Fonseca arrived in Vietnam on July 23, 1967.
On Oct. 21, 1967, he wrote a letter to his brother Vic telling him of an upcoming dangerous mission.
“This could be it on the 23rd. We’re supposed to go up the hard core of the V.C. There is supposed to be three battalions of us going up there, so you know it’s going to be rough,” Michael wrote.
He spoke of the same mission in another letter to his sister Christina.
“They say it’s going to be one hell of an operation,” he wrote.
It was a mission Michael wouldn’t survive. Rifle fire during a mission in the area of Thua Thien, South Vietnam riddled his body and he died at the age of 20.
His parents learned of his death by telegram on Oct. 29, 1967. At their request, Michael’s body was escorted home by his cousin, John Tinoco, who was a Private First Class in the Army stationed in Vietnam.
The last time Michael Fonseca visited Gardner before his death was in May of 1967. He told his mother then, “Don’t be afraid if I don’t come back.”
“He was never afraid to go to Vietnam. He really intended to go to Vietnam for David all the time,” his mother said shortly after his death.
Vic Fonseca, Michael’s older brother, said  Micheal and David had always been very close.
“He felt David’s death was a reason for continuing the fight for freedom,” Vic said.
Mike Hutton who graduated high school with Michael Fonseca and was a good friend remembers when he found out about Fonseca’s death.
“I was driving into town and I came upon Michael’s younger brother Tommy walking with their cousin and they were crying,” Hutton said. “I stopped and asked them what was going on, and they told me the family had just received a telegram stating Michael had been killed.”
Michael was survived by his parents, Cirilo and Antonia Fonseca, two brothers, Victor and Thomas, and three sisters, Christina, Suzie, and Janie.
Unlike his brother and his friend, Raymond Velasquez made it home from Vietnam. He married and had four children, three daughters, and a son who he named David in honor of his younger brother.
Around 1969, Raymond returned overseas and became a Leading Orienteer in the U.S. Marines. Major Raymond Velasquez also represented the United States in the Orienteer Cross Country games in Switzerland in the summer of 1969 and again in 1970 in Denmark.
His 13 year military career came to an abrupt end on Aug. 17, 1971 in Korea.
On a routine mission Major Raymond Velasquez was riding in a helicopter as a consultant to the Korea Marine Corps. when in flight they hit a telephone wire strung  between islands and crashed into the sea. He was reported missing soon after. His body was recovered a few days later. Raymond Velasquez was 35 years old.
Raymond’s brother, Johnny Velasquez of Gardner, also served in the U.S. Armed Forces. Johnny served six years in the Air Force.
Larry Velasquez’s son, David, was sent for a third tour overseas with the U.S. Marines last Saturday. He will serve in Afghanistan.

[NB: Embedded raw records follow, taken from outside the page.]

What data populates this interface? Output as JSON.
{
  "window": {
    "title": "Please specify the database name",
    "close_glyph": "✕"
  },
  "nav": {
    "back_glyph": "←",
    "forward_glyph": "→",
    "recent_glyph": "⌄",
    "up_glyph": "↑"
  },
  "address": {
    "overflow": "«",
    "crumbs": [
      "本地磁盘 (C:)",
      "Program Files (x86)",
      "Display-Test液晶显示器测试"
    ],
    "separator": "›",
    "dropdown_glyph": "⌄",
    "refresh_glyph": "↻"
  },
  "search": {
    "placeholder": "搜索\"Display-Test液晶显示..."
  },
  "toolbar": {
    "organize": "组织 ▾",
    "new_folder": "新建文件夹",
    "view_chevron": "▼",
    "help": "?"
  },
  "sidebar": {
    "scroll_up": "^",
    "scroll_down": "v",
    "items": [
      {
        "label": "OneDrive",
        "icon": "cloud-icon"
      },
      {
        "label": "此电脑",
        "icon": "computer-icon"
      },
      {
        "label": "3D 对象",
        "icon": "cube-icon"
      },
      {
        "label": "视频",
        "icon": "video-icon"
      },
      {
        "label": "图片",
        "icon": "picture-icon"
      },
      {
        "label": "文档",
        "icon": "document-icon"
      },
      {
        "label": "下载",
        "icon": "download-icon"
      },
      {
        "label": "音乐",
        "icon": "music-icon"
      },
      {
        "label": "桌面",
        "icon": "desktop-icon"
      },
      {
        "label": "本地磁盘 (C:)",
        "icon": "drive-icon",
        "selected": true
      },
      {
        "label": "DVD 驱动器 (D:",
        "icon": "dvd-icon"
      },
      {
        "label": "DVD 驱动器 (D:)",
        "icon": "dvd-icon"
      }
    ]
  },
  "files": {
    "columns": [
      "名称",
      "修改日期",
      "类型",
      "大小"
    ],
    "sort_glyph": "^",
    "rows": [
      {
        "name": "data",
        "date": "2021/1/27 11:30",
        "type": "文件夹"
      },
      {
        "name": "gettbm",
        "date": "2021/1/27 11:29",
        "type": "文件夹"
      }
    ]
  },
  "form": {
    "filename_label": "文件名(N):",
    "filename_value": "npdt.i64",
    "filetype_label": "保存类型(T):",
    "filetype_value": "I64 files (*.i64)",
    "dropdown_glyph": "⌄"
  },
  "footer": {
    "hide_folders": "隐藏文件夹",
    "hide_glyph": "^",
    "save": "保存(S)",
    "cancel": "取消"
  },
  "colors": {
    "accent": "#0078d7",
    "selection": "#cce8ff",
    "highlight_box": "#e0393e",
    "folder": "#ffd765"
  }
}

“My son David takes after his uncles and feels its his duty to serve,” Larry said.
David has worked on SWAT teams in Kansas City, Mo. and in Lenexa, and was hired to help with SWAT training in Florida and California.
He’s also been wounded in the line of civil duty.

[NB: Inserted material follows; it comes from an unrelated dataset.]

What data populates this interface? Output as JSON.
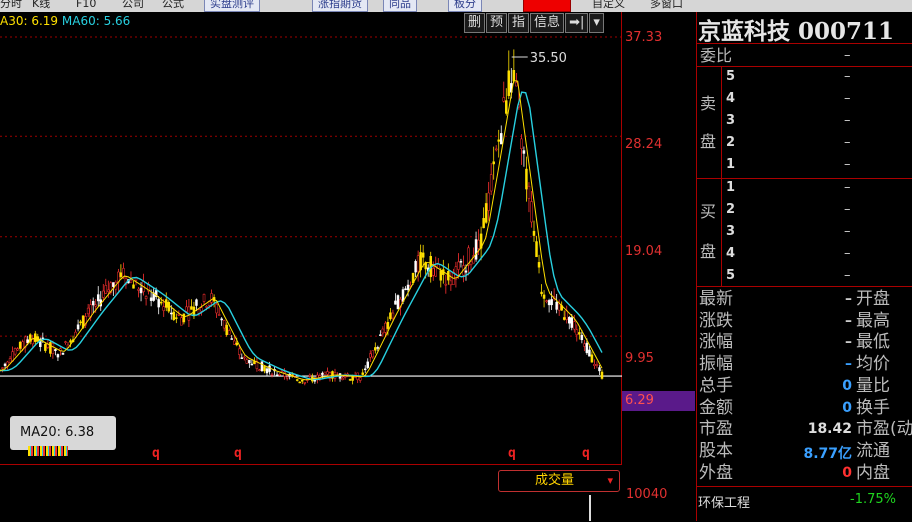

When he was 21, David sustained a gunshot wound to the chest. At the time he was an officer with the KCMO Police Department, and his bullet proof vest saved him.
Hutton was a good friend of Michael Fonseca’s and also served in Vietnam.
He said people at home can write to soldiers.
“Letters really do mean a lot to soldiers. It lets them know that we still care about them, and that there is still a whole other world back here called home,” Hutton said.